October 19, 2021

I, Science

The science magazine of Imperial College

The company xHumed imagines digitally resurrecting great minds from the past to help us solve current problems ...


Digital resurrection is the replication of a person’s neuronal network onto a hard disk so their personality and memories are preserved. Although the technology doesn’t yet make this possible, xHumed use the idea to imagine how some of the cleverest brains of all time would react in today’s world if their minds could be digitally resurrected from their DNA and media reports of their behaviour.

Jason Jones-Hall is the company’s Digital Director. “We look at everything: from the technology required, to the ethics and philosophy behind it, and the cultural, sociological and psychological significance of it. Digital resurrection is the underlying theme of all xHumed’s work.

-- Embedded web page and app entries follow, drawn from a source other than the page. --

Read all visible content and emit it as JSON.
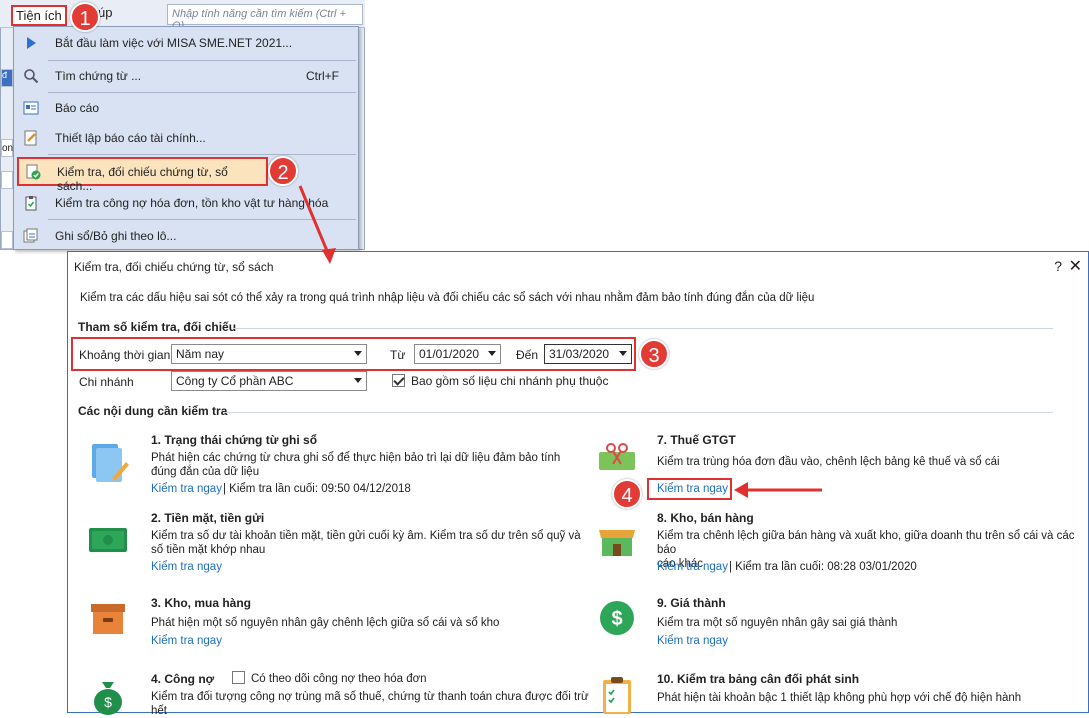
{
  "menubar": {
    "tab_tienich": "Tiện ích",
    "tab_tro_giup": "úp",
    "search_placeholder": "Nhập tính năng cần tìm kiếm (Ctrl + Q)"
  },
  "dropdown": {
    "items": [
      {
        "label": "Bắt đầu làm việc với MISA SME.NET 2021...",
        "shortcut": ""
      },
      {
        "label": "Tìm chứng từ ...",
        "shortcut": "Ctrl+F"
      },
      {
        "label": "Báo cáo",
        "shortcut": ""
      },
      {
        "label": "Thiết lập báo cáo tài chính...",
        "shortcut": ""
      },
      {
        "label": "Kiểm tra, đối chiếu chứng từ, sổ sách...",
        "shortcut": ""
      },
      {
        "label": "Kiểm tra công nợ hóa đơn, tồn kho vật tư hàng hóa",
        "shortcut": ""
      },
      {
        "label": "Ghi sổ/Bỏ ghi theo lô...",
        "shortcut": ""
      }
    ]
  },
  "left_strip": {
    "a": "đ",
    "b": "on"
  },
  "badges": [
    "1",
    "2",
    "3",
    "4"
  ],
  "dialog": {
    "title": "Kiểm tra, đối chiếu chứng từ, sổ sách",
    "help": "?",
    "close": "✕",
    "description": "Kiểm tra các dấu hiệu sai sót có thể xảy ra trong quá trình nhập liệu và đối chiếu các sổ sách với nhau nhằm đảm bảo tính đúng đắn của dữ liệu",
    "params_title": "Tham số kiểm tra, đối chiếu",
    "period_label": "Khoảng thời gian",
    "period_value": "Năm nay",
    "from_label": "Từ",
    "from_value": "01/01/2020",
    "to_label": "Đến",
    "to_value": "31/03/2020",
    "branch_label": "Chi nhánh",
    "branch_value": "Công ty Cổ phần ABC",
    "include_sub_label": "Bao gồm số liệu chi nhánh phụ thuộc",
    "include_sub_checked": true,
    "contents_title": "Các nội dung cần kiểm tra"
  },
  "cards": {
    "c1": {
      "title": "1. Trạng thái chứng từ ghi sổ",
      "desc1": "Phát hiện các chứng từ chưa ghi sổ để thực hiện bảo trì lại dữ liệu đảm bảo tính",
      "desc2": "đúng đắn của dữ liệu",
      "link": "Kiểm tra ngay",
      "last": "| Kiểm tra lần cuối: 09:50 04/12/2018"
    },
    "c2": {
      "title": "2. Tiền mặt, tiền gửi",
      "desc1": "Kiểm tra số dư tài khoản tiền mặt, tiền gửi cuối kỳ âm. Kiểm tra số dư trên sổ quỹ và",
      "desc2": "số tiền mặt khớp nhau",
      "link": "Kiểm tra ngay"
    },
    "c3": {
      "title": "3. Kho, mua hàng",
      "desc1": "Phát hiện một số nguyên nhân gây chênh lệch giữa sổ cái và sổ kho",
      "link": "Kiểm tra ngay"
    },
    "c4": {
      "title": "4. Công nợ",
      "check_label": "Có theo dõi công nợ theo hóa đơn",
      "desc1": "Kiểm tra đối tượng công nợ trùng mã số thuế, chứng từ thanh toán chưa được đối trừ",
      "desc2": "hết"
    },
    "c7": {
      "title": "7. Thuế GTGT",
      "desc1": "Kiểm tra trùng hóa đơn đầu vào, chênh lệch bảng kê thuế và sổ cái",
      "link": "Kiểm tra ngay"
    },
    "c8": {
      "title": "8. Kho, bán hàng",
      "desc1": "Kiểm tra chênh lệch giữa bán hàng và xuất kho, giữa doanh thu trên sổ cái và các báo",
      "desc2": "cáo khác",
      "link": "Kiểm tra ngay",
      "last": "| Kiểm tra lần cuối: 08:28 03/01/2020"
    },
    "c9": {
      "title": "9. Giá thành",
      "desc1": "Kiểm tra một số nguyên nhân gây sai giá thành",
      "link": "Kiểm tra ngay"
    },
    "c10": {
      "title": "10. Kiểm tra bảng cân đối phát sinh",
      "desc1": "Phát hiện tài khoản bậc 1 thiết lập không phù hợp với chế độ hiện hành"
    }
  },
  "colors": {
    "accent": "#e03030",
    "link": "#1f6fbf",
    "menu_bg": "#d8e2f3"
  }
}
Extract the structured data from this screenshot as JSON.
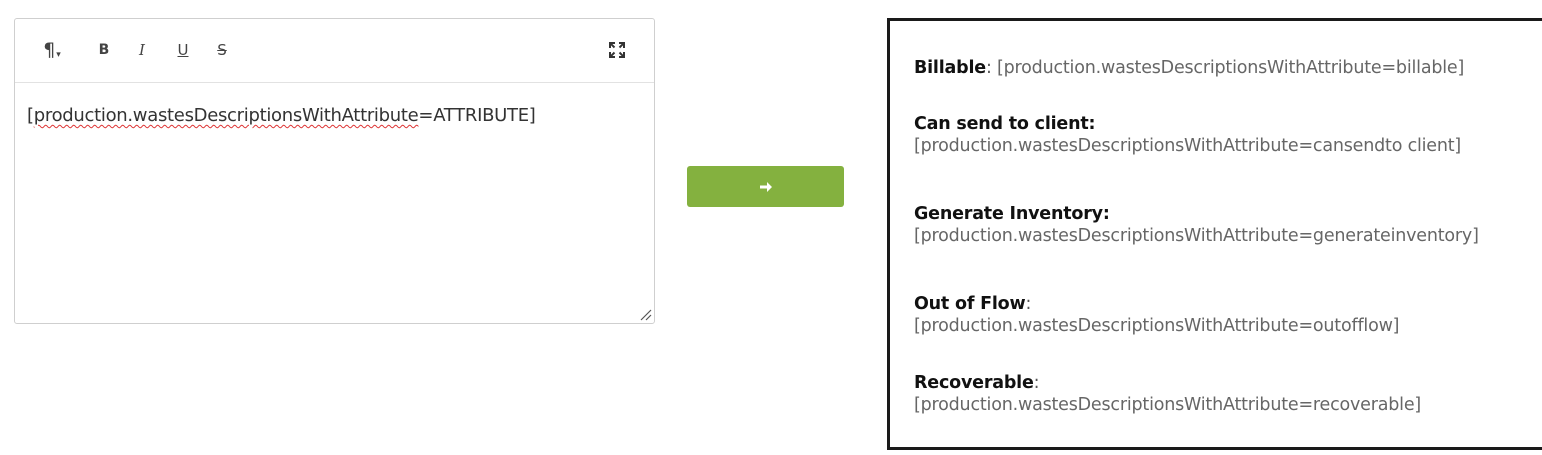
{
  "editor": {
    "toolbar": {
      "paragraph_icon": "pilcrow-icon",
      "bold_label": "B",
      "italic_label": "I",
      "underline_label": "U",
      "strike_label": "S",
      "fullscreen_icon": "fullscreen-icon"
    },
    "content": {
      "prefix": "[",
      "misspelled": "production.wastesDescriptionsWithAttribute",
      "suffix": "=ATTRIBUTE]"
    }
  },
  "convert_button": {
    "icon": "arrow-right-icon",
    "color": "#84b13f"
  },
  "output": {
    "entries": [
      {
        "label": "Billable",
        "sep": ": ",
        "value": "[production.wastesDescriptionsWithAttribute=billable]"
      },
      {
        "label": "Can send to client:",
        "sep": "",
        "value": "[production.wastesDescriptionsWithAttribute=cansendto client]"
      },
      {
        "label": "Generate Inventory:",
        "sep": "",
        "value": "[production.wastesDescriptionsWithAttribute=generateinventory]"
      },
      {
        "label": "Out of Flow",
        "sep": ":",
        "value": "[production.wastesDescriptionsWithAttribute=outofflow]"
      },
      {
        "label": "Recoverable",
        "sep": ":",
        "value": "[production.wastesDescriptionsWithAttribute=recoverable]"
      }
    ]
  }
}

At a recent show in the Library of Birmingham, the largest library in Western Europe, the historical figures Mary Shelley and HG Wells were recreated alongside luminaries connected to Birmingham, including Erasmus Darwin, Matthew Boulton and Joseph Priestly. Each dead historical figure was resurrected in some creative way and then delivered a five or six minute ‘speech’. Afterwards, a contemporary expert gave a TED-style ten minute talk that connected the ideas of the historical figure with the issues of today.

“Mary Shelley was a really interesting one,” said Jason. “For looking at the implications of what might happen if we can essentially upload our memories or our consciousness to a cloud somewhere and then retrieve it and exhume ourselves – digitally exhume ourselves.”

With the Frankenstein connection, Shelley was the obvious choice for exploring this technology issue. She was recreated through a combination of digital art and projection mapping onto a mannequin, then read a passage from Frankenstein relating to the moral and ethical implications of raising the dead. It was followed by the (living) science writer Jon Turney, author of Frankenstein’s Footsteps, who picked up the theme and delivered a talk on the science behind digital and biological resurrection, including cryogenics and memory uploads.

The 18th century physician and inventor Erasmus Darwin described a machine for recreating the human voice, and his talk was paired with Christophe Veaux from Edinburgh University, who is working on the Voicebank project to recreate personalised voices.

The great manufacturer Matthew Boulton was paired with Nick Allen, the founder of 3D Print manufacturing company Mak3d. For Boulton’s resurrection, a statue of him was 3D printed and then animated in a six minute video by Digital Artist Jessy Wang.

Jason’s favourite resurrection is HG Wells, because of the accuracy of his predictions. “We’ve got HG Wells talking through his writings on the ‘world brain’, which is essentially describing the internet,” he said. “The only words we substitute in the text are the words ‘world brain’ for ‘the internet’. It’s striking how prescient he was.”

More performances are planned for 2014, including the Speakers-In-A-Box idea, where these historical icons are booked to speak at events or conferences. The new project fits into the concept of Dead Good Thinking, which Jason feels is central to all xHumed’s work because it recognises how brilliant minds of the past still influence and help us today. “It’s about teasing out the contemporary relevance of past figures. The technology may have moved on, but many of the key principles they identified are still almost identical.”